Annika (rhymes with Monica) Rose is an English major at the University of Illinois. Anxious in social situations where she finds most people’s behavior confusing, she’d rather be surrounded by the order and discipline of books or the quiet solitude of playing chess.

Jonathan Hoffman joined the chess club and lost his first game—and his heart—to the shy and awkward, yet brilliant and beautiful Annika. He admires her ability to be true to herself, quirks and all, and accepts the challenges involved in pursuing a relationship with her. Jonathan and Annika bring out the best in each other, finding the confidence and courage within themselves to plan a future together. What follows is a tumultuous yet tender love affair that withstands everything except the unforeseen tragedy that forces them apart, shattering their connection and leaving them to navigate their lives alone.

Now, a decade later, fate reunites Annika and Jonathan in Chicago. She’s living the life she wanted as a librarian. He’s a Wall Street whiz, recovering from a divorce and seeking a fresh start. The attraction and strong feelings they once shared are instantly rekindled, but until they confront the fears and anxieties that drove them apart, their second chance will end before it truly begins.

My Thoughts: The Girl He Used to Know takes the reader back and forth in time, between 2001, when Annika and Jonathan serendipitously reconnected, to 1991 when they were in college.

Annika’s social anxiety and other issues seemed to trigger the protective, nurturing aspects in Jonathan. But were they destined to fail back then? Can they sort through the issues and do better this time?

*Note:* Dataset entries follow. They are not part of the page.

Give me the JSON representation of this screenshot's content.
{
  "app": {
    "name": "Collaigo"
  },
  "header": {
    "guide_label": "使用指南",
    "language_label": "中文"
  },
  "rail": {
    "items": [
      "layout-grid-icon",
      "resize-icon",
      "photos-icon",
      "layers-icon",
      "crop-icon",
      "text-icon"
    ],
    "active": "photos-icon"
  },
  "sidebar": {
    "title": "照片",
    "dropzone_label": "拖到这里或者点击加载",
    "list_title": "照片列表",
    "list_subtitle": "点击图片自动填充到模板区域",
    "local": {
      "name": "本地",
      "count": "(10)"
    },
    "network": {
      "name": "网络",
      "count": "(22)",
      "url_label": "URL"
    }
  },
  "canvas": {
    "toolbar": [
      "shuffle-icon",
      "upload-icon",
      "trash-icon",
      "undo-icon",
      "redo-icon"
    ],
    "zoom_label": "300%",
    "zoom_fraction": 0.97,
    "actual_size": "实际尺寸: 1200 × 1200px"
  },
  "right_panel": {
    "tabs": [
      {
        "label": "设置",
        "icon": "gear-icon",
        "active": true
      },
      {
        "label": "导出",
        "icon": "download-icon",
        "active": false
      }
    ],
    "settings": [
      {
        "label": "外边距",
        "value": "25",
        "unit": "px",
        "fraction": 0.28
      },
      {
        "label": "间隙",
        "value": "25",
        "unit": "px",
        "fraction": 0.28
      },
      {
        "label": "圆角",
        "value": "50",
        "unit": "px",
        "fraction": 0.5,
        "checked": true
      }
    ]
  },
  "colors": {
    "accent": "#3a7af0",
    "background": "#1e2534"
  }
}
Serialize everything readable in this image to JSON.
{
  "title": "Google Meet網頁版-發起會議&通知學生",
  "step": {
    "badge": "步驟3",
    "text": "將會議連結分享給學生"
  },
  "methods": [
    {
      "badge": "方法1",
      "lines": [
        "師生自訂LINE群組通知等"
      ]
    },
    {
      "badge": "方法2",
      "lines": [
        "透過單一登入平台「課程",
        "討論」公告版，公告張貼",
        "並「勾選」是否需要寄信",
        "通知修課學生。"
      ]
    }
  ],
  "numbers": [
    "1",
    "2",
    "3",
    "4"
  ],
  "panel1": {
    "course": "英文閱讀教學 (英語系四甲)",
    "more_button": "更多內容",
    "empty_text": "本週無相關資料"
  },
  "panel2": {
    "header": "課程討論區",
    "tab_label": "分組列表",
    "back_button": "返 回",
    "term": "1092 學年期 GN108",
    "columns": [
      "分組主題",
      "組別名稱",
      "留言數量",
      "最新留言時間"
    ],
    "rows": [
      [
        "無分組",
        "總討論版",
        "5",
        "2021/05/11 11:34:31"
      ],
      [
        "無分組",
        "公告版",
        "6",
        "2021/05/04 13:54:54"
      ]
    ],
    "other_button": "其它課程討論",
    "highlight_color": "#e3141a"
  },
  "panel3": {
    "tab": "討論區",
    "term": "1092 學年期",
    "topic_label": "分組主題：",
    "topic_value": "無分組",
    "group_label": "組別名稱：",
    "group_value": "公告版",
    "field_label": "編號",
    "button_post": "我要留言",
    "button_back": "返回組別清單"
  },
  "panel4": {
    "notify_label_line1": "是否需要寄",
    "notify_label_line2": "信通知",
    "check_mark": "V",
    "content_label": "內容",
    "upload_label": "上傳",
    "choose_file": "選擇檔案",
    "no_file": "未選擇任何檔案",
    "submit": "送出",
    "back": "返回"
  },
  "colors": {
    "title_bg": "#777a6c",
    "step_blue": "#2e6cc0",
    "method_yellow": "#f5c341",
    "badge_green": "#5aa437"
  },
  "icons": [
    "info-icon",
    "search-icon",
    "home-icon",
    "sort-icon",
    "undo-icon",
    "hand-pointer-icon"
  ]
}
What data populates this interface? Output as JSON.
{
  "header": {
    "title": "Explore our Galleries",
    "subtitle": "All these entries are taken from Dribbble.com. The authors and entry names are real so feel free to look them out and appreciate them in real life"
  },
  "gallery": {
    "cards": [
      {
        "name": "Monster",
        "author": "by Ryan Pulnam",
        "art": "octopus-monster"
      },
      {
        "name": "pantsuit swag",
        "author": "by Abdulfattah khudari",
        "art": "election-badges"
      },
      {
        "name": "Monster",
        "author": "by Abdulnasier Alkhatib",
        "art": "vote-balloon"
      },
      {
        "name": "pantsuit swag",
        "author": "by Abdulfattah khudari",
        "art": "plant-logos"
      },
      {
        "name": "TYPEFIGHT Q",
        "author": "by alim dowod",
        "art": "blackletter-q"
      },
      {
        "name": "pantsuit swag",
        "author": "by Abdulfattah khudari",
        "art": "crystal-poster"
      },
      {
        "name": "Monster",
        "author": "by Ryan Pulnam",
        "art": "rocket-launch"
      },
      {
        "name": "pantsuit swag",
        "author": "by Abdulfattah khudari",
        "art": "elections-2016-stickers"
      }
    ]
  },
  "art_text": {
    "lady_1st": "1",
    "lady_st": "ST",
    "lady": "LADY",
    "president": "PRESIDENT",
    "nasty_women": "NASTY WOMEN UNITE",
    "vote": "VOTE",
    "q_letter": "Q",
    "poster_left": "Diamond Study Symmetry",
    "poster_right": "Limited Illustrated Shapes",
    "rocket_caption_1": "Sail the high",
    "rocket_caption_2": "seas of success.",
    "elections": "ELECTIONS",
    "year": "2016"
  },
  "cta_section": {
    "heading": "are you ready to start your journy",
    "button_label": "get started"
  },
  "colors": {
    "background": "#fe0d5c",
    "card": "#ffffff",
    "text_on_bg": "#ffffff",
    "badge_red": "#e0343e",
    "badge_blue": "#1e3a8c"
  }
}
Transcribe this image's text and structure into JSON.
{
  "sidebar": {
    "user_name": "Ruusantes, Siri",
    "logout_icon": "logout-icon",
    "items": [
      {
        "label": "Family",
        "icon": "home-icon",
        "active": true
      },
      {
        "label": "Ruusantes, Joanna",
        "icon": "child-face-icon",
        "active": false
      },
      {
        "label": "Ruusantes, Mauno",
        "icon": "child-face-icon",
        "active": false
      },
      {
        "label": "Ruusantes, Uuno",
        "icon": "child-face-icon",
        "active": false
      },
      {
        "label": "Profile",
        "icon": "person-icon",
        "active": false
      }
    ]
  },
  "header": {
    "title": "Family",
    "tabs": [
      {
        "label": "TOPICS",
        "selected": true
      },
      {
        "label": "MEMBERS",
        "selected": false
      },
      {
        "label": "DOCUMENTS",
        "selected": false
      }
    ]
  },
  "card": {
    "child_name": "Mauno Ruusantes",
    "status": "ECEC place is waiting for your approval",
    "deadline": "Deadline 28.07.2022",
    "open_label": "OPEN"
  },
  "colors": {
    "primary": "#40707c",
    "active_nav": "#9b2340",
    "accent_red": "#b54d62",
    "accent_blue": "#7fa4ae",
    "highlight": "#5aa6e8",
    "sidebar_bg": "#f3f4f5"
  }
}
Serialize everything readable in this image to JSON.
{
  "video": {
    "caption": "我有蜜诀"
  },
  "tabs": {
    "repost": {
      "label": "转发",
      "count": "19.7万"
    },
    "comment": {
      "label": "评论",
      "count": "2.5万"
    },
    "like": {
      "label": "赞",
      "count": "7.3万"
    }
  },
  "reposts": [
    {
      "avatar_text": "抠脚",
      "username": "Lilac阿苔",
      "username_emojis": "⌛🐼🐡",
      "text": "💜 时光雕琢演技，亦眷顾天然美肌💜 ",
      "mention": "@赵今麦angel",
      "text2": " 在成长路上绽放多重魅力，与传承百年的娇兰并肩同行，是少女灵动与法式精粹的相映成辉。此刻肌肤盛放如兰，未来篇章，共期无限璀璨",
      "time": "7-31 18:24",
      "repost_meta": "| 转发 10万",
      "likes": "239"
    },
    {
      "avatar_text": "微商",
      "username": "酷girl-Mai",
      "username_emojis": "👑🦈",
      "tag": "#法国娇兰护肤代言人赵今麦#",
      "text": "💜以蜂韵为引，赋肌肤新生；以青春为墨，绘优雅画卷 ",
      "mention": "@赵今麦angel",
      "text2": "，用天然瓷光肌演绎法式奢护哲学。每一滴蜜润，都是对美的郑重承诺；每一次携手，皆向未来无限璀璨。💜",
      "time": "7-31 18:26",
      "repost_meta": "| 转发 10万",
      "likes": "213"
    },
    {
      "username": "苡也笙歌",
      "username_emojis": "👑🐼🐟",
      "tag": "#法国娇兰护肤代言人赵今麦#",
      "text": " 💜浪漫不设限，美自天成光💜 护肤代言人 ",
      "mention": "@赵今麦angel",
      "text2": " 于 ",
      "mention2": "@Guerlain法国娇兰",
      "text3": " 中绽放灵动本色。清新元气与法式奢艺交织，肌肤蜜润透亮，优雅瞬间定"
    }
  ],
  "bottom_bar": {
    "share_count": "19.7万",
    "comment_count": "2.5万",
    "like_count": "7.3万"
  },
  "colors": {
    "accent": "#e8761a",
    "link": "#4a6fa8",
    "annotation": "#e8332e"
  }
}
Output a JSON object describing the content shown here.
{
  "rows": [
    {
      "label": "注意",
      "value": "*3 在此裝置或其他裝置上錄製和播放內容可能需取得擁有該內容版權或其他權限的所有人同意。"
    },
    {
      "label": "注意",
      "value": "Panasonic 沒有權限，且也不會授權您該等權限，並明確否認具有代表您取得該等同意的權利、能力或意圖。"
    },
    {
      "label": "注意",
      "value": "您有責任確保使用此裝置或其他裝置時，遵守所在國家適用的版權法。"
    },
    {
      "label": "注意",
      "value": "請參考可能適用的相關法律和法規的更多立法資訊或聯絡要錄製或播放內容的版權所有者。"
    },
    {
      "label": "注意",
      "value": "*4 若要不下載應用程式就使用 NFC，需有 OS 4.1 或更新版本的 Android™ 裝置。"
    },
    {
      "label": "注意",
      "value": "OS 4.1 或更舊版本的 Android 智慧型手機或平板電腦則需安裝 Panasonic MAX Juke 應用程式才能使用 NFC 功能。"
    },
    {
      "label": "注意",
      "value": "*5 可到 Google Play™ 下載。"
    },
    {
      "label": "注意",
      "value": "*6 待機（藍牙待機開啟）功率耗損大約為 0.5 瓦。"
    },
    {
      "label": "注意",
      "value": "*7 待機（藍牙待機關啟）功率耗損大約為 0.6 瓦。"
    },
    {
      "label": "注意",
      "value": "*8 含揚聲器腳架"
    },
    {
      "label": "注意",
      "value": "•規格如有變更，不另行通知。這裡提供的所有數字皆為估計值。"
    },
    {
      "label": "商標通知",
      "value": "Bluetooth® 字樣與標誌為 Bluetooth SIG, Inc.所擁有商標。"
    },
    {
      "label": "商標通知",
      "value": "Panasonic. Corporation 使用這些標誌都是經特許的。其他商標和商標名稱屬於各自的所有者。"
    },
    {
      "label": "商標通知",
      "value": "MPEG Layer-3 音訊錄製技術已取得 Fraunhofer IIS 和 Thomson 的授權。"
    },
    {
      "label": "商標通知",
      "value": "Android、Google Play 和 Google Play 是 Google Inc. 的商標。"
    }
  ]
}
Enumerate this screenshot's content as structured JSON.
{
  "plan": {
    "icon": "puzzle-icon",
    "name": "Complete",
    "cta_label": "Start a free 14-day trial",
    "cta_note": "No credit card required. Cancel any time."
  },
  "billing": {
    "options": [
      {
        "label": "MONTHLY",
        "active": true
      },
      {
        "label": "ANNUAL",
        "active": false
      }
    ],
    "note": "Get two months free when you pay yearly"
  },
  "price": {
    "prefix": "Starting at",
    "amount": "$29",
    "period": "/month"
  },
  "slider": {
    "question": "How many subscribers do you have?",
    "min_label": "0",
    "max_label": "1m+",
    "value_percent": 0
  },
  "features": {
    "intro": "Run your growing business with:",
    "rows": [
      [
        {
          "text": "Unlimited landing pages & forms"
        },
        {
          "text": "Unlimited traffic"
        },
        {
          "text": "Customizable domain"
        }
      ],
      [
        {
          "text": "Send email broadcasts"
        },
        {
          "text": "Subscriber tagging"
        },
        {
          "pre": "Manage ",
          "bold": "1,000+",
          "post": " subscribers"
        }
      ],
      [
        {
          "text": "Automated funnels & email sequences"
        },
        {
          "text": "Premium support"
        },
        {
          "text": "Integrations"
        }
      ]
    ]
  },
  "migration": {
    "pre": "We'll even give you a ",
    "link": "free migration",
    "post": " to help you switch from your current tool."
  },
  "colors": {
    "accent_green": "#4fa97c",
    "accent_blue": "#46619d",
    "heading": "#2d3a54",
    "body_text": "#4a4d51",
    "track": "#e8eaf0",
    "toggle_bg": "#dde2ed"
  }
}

As Annika and Jonathan alternately tell their story, we learn more about them and the events that separated them in the past. Moving forward, with the help of a therapist for Annika, we come to understand her struggles and how she has worked to overcome them, and how the two of them have grown and changed.

August 2001 was a significant time period for them to reconnect, as something traumatic loomed on the horizon for them that would require all of their strength to overcome. An emotional ending kept me turning pages as I could not help but root for the two of them. 4.5 stars.







Twenty-one years after they were driven apart by circumstances beyond their control, two former lovers have a chance encounter on a Manhattan street. What follows is a tense, suspenseful exploration of the many facets of enduring love. Told from altering points of view through time, If I Forget You tells the story of Henry Gold, a poet whose rise from poverty embodies the American dream, and Margot Fuller, the daughter of a prominent, wealthy family, and their unlikely, star-crossed love affair, complete with the secrets they carry when they find each other for the second time.

My Thoughts: The alternating stories of Henry and Margot flipped between the present, with their chance encounter in 2012, to 1991, when the two of them fell in love.

They came from different worlds, and I love this kind of story. So much divided them that the chance of them meeting and connecting at all seems unlikely. And then the serendipitous meeting on the street is another moment in time that could have been fate.

How they were shockingly separated one summer night left indelible marks upon them. One might have expected that one of them would search for the other, their lost love. But each had their own reasons why they couldn’t do that.

Until that day in 2012 when they met on the street. And the pull of their intense connection stirred up feelings that had never left them.

They each have secrets to share, secrets that could bring another rift into their relationship. How will they move beyond the divide? What will ultimately bring them together again?

An engaging story that I could not put down. 5 stars.

cropped again 5***



Mothers, daughters, and friends are the themes in The Wednesday Daughters: A Novel, the sequel to The Wednesday Sisters: A Novel.

Three of the daughters—Hope, Julie, and Anna Page—are on a journey to learn more about Hope’s deceased mother, Allison Tantry, by visiting the writing cottage where she worked on her unpublished biography of Beatrix Potter.

Set in England’s Lake District, the reader is offered a view of what that place looked like, from the cottages and the surrounding waters to the various pubs and restaurants.

What the women discover first are some journals, some of which are written in code. And while they try to decipher these, we are also shown some backstory: for the mothers and the daughters since we saw them last as little girls and young women in the first book. The daughters, like sisters, have their rivalries. And, like siblings, some of those old issues remain.

Unlike the friendships of their mothers in the first book, the daughters were thrown together by their mother’s choices. They all varied in ages, much more like siblings than chosen friends. And while they maintained lifelong relationships with one another, I didn’t sense the same kind of bond between them that I saw with their mothers.

Can they put the old animosities behind them? Will they finally make peace with their own mothers’ choices? What will they take away with them after the journey? Their mothers’ expectations were a guiding theme as the women reconnected with one another.

The alternating chapters with Allison Tantry’s journals were like a conversation between Allison and Beatrix Potter, almost as if she were channeling her. The daughters decided that she was trying to inhabit Bea in order to accurately write about her.

An engaging story that earned 4.5 stars. Recommended for those who enjoy stories of family bonds and friendships.